■ **REQUIRED ACTION**
The answer must be a single number: how many lines in the entries below contain the word "emblem".

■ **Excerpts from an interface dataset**
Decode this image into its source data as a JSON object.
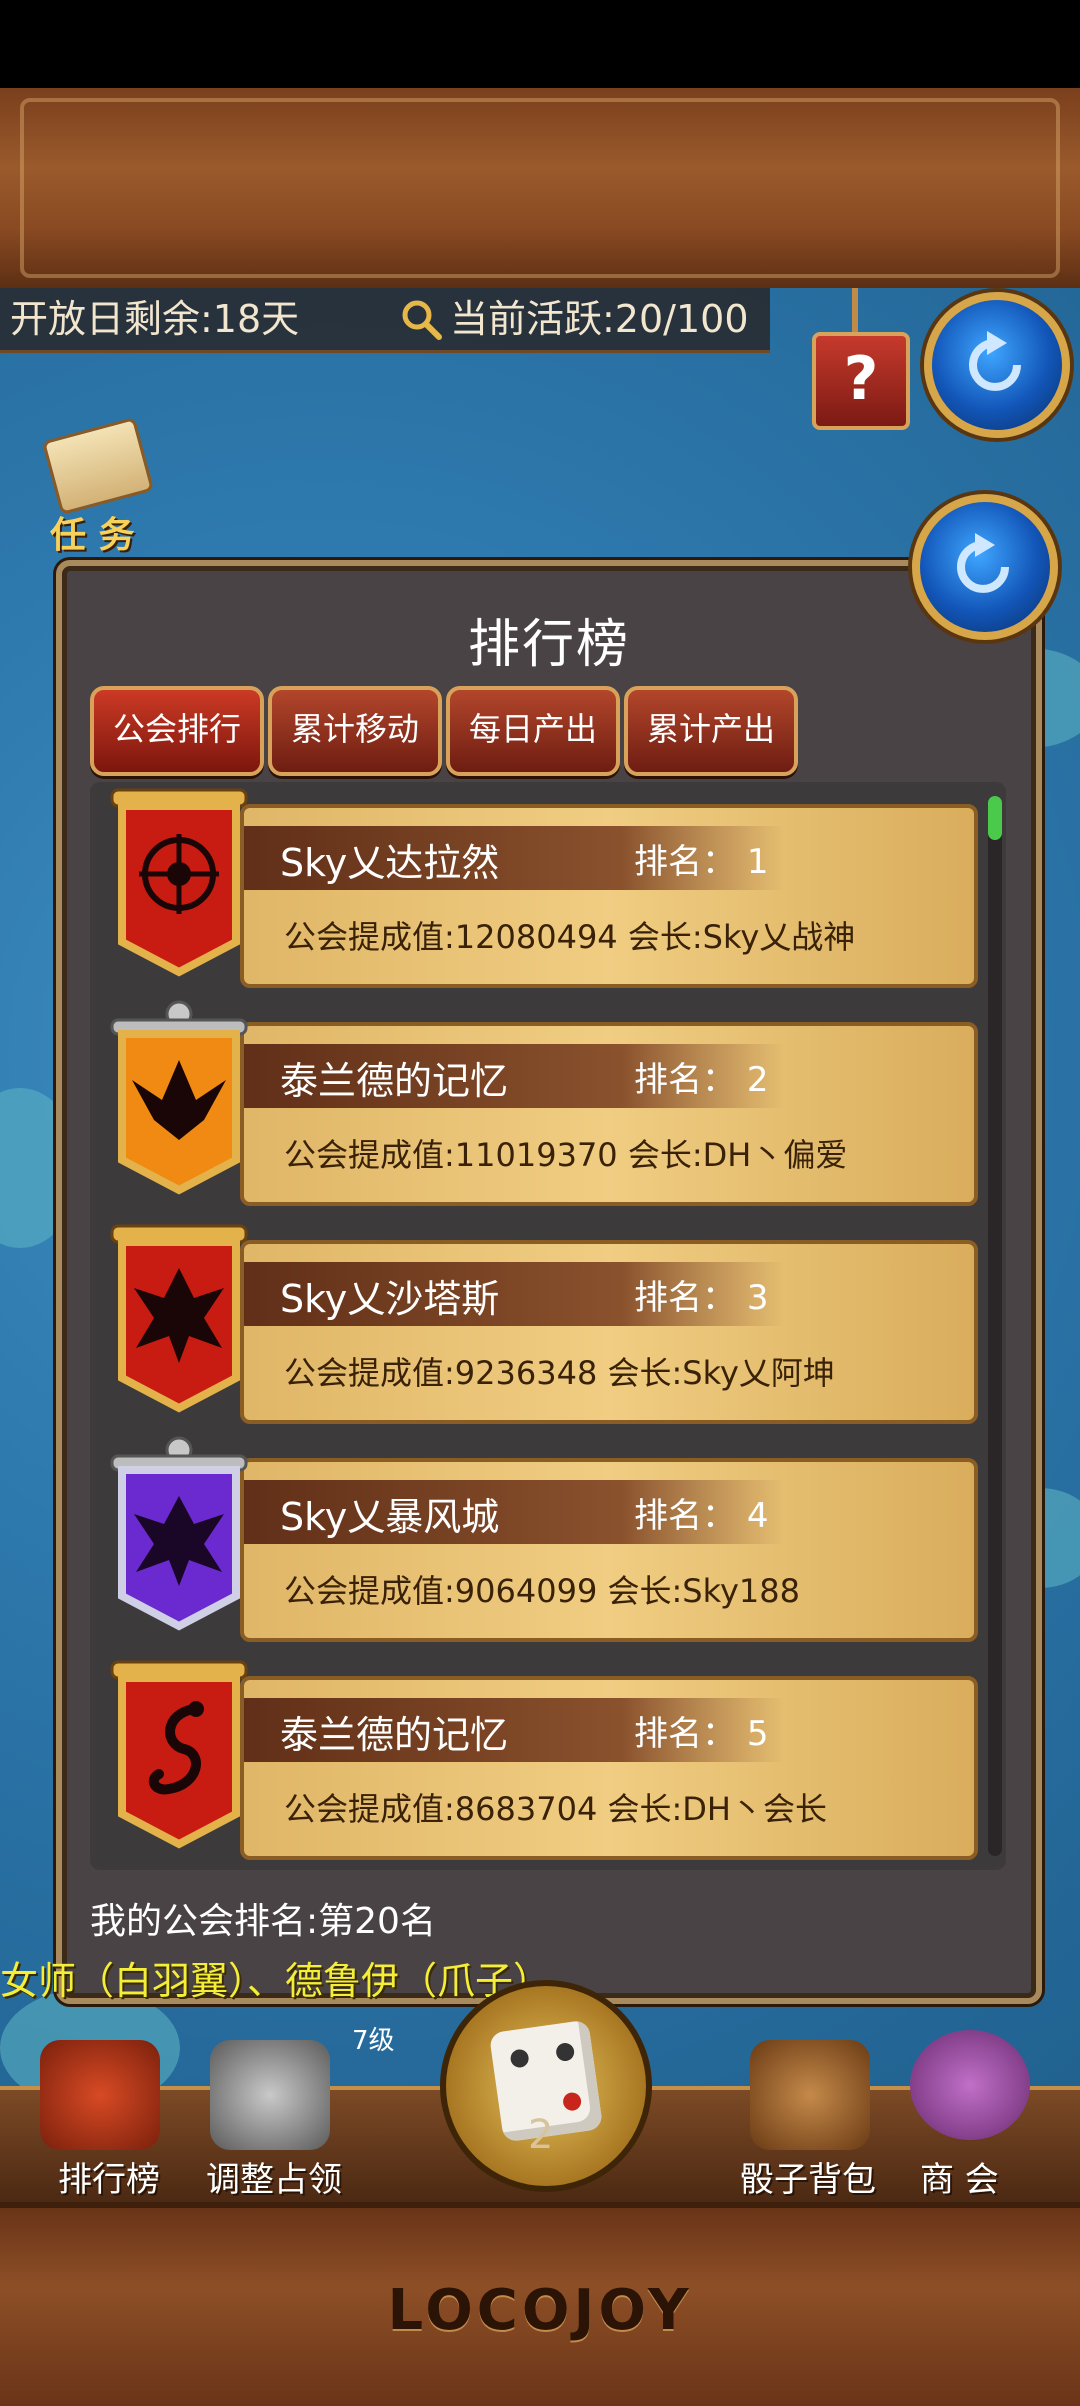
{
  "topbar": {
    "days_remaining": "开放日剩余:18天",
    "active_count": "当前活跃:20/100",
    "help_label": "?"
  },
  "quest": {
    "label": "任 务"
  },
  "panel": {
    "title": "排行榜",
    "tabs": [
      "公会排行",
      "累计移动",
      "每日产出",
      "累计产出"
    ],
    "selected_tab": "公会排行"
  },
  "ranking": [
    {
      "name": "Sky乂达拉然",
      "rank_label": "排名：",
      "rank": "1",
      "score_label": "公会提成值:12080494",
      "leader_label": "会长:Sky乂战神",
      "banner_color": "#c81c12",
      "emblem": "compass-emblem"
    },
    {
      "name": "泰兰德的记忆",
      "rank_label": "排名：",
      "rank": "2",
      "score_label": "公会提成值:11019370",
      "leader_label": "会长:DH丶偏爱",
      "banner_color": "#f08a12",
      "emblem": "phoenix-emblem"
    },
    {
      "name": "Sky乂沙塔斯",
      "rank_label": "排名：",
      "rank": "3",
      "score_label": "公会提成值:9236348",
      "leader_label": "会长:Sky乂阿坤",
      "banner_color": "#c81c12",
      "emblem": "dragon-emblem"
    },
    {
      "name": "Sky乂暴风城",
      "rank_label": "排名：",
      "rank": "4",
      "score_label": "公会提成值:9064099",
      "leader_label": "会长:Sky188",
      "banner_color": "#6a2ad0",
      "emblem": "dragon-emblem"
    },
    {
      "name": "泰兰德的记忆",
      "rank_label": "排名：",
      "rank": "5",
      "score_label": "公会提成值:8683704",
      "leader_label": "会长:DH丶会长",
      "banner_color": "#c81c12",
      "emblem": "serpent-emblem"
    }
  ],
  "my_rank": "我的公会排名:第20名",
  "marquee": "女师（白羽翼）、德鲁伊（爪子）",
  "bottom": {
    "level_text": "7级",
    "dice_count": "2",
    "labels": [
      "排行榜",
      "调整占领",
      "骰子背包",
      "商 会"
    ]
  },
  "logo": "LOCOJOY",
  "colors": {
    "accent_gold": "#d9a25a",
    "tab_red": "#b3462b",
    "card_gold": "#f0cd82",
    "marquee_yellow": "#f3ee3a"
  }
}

■ **SOLUTION TO THE EXERCISE**
5